• _Task statement_:
Please print every record that follows, keeping each one exactly as it is.

• _Items from an interface collection_:
================
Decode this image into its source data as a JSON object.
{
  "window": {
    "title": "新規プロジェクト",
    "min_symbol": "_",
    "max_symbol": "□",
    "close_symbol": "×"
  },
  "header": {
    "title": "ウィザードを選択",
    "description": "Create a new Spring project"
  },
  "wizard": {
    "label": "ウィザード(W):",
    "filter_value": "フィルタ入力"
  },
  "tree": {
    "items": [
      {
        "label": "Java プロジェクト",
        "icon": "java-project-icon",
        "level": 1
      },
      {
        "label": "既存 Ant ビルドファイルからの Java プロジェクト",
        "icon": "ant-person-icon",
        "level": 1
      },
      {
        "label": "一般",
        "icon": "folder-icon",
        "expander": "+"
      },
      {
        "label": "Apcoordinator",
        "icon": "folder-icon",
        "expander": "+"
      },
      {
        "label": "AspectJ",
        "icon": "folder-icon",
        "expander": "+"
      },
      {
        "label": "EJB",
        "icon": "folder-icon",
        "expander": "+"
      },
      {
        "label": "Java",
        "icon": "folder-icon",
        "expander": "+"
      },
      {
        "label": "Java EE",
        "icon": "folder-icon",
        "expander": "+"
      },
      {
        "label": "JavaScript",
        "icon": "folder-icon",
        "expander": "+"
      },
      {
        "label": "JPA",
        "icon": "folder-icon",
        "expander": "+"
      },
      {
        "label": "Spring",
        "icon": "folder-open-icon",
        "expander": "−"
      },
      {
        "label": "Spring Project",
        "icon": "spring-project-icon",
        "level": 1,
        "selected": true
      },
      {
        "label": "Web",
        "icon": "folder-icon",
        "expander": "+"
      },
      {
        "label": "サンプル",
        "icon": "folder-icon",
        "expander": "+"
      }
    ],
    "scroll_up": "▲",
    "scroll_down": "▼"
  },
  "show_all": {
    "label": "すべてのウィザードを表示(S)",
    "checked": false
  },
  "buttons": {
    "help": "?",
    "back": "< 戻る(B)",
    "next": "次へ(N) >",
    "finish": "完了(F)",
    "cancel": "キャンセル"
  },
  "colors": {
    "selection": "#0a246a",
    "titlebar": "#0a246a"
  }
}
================
• _Task output_:
Decode this image into its source data as a JSON object.
{
  "window": {
    "title": "新規プロジェクト",
    "min_symbol": "_",
    "max_symbol": "□",
    "close_symbol": "×"
  },
  "header": {
    "title": "ウィザードを選択",
    "description": "Create a new Spring project"
  },
  "wizard": {
    "label": "ウィザード(W):",
    "filter_value": "フィルタ入力"
  },
  "tree": {
    "items": [
      {
        "label": "Java プロジェクト",
        "icon": "java-project-icon",
        "level": 1
      },
      {
        "label": "既存 Ant ビルドファイルからの Java プロジェクト",
        "icon": "ant-person-icon",
        "level": 1
      },
      {
        "label": "一般",
        "icon": "folder-icon",
        "expander": "+"
      },
      {
        "label": "Apcoordinator",
        "icon": "folder-icon",
        "expander": "+"
      },
      {
        "label": "AspectJ",
        "icon": "folder-icon",
        "expander": "+"
      },
      {
        "label": "EJB",
        "icon": "folder-icon",
        "expander": "+"
      },
      {
        "label": "Java",
        "icon": "folder-icon",
        "expander": "+"
      },
      {
        "label": "Java EE",
        "icon": "folder-icon",
        "expander": "+"
      },
      {
        "label": "JavaScript",
        "icon": "folder-icon",
        "expander": "+"
      },
      {
        "label": "JPA",
        "icon": "folder-icon",
        "expander": "+"
      },
      {
        "label": "Spring",
        "icon": "folder-open-icon",
        "expander": "−"
      },
      {
        "label": "Spring Project",
        "icon": "spring-project-icon",
        "level": 1,
        "selected": true
      },
      {
        "label": "Web",
        "icon": "folder-icon",
        "expander": "+"
      },
      {
        "label": "サンプル",
        "icon": "folder-icon",
        "expander": "+"
      }
    ],
    "scroll_up": "▲",
    "scroll_down": "▼"
  },
  "show_all": {
    "label": "すべてのウィザードを表示(S)",
    "checked": false
  },
  "buttons": {
    "help": "?",
    "back": "< 戻る(B)",
    "next": "次へ(N) >",
    "finish": "完了(F)",
    "cancel": "キャンセル"
  },
  "colors": {
    "selection": "#0a246a",
    "titlebar": "#0a246a"
  }
}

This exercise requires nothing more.